Charles Esche wrote that he is drawn to painting because of its deceptiveness, which always makes things look different to what they really are. Matecki relies on this deceptiveness, incorporating fragments of photographs into his paintings, most of all painting reproductions, photographic landscapes or images of architecture. The blue sky in a picture of a mountain landscape can transform into blue paint. A palace with a spectacular façade becomes a two dimensional, geometric shape. Matecki also juxtaposes reproductions of painted landscapes with his own interpretation of the subject (Pejzaż/Landscape, 2007).
In many of his paintings, the recognisable photographic motifs give place to a painting game, which camouflages them (e.g. Sowa/Owl, 2005; Żaby/Frogs, 2006) or become a counterpoint for the painting compositions (Kometa/Comet, 2007). These paintings constitute a borderline, which, once crossed, reveals Matecki's canvases as examples of matter art. This does not mean that it is limited to the so-called purely painterly issues. A painting gesture becomes a camouflage, a sensualisation of reality, but also an act of negation. His paintings which were diplayed in 2008, show many superimposed layers. As the artist said:
These days, I am interested in the situation of negation, which is manifested in multiple coating of a canvas. It is as if you were walking, but didn't want to get anywhere.
Selected solo exhibitions:
- Painting - BWA, Zielona Góra, Poland
- Sasidis Motecki – Pies Gallery, Poznań (with Paweł Susid )
- Raster Gallery, Warsaw, Poland (with Paweł Susid)
- Hollybush Gardens, London
- Carlier Gebauer, Berlin

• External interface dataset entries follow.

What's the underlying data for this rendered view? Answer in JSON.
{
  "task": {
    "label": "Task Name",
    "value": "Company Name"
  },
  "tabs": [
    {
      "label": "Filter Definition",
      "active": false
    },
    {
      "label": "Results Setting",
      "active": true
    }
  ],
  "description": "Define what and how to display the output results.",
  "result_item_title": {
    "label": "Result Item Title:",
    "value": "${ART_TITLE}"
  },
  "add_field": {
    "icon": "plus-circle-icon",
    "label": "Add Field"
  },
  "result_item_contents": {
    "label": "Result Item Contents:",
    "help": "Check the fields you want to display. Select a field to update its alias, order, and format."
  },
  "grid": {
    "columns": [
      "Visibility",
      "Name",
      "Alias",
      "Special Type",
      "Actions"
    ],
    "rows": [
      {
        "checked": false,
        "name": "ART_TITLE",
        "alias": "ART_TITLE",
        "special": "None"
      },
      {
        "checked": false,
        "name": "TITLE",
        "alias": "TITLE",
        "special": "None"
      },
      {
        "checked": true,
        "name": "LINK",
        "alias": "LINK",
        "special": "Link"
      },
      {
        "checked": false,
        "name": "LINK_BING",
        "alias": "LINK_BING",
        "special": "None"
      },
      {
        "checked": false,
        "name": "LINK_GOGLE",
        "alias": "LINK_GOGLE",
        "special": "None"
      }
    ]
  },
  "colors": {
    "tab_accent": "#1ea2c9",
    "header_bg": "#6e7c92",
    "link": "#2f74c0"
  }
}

Selected group exhibitions:
- Gentelmen's Story Club – Zamek Culural Centre, Poznań
- New Trends in Polish Painting, BWA Municipal Gallery, Bydgoszcz, Poland
- Raster Haircut - Rental Gallery, New York
- 1, 2, 3 Überraschung! - Museum Junge Kunst, Frankfurt (Oder), Germany
- A Place to Live, a Place to Love… - BWA Zielona Góra; Baltic Centre for Contemporary Art, Słupsk, Poland (2008); Municipal Gallery, Wrocław, Poland (2008)
- Past Forward - Projectspace 176, London
- Red Eye Effect. Polish Photography of the 21st Century – Centre for Contemporary Art Ujazdowski Castle, Warsaw
- Marian Szpakowski - Continuation – Lublin Region Museum, Zielona Góra
- Polish Venus A.D. 2008 – Kraków Photomonth
- 5th Young Triennial – Polish Sculpture Centre, Orońsko
- Positionen der Polnischen Gegenwartskunst - Museum Junge Kunst, Frankfurt (Oder), Germany
- Prague Biennial 4 - Prague, Czech Republic
Author: Karol Sienkiewicz, July 2009, transl. Ania Micińska, August 2015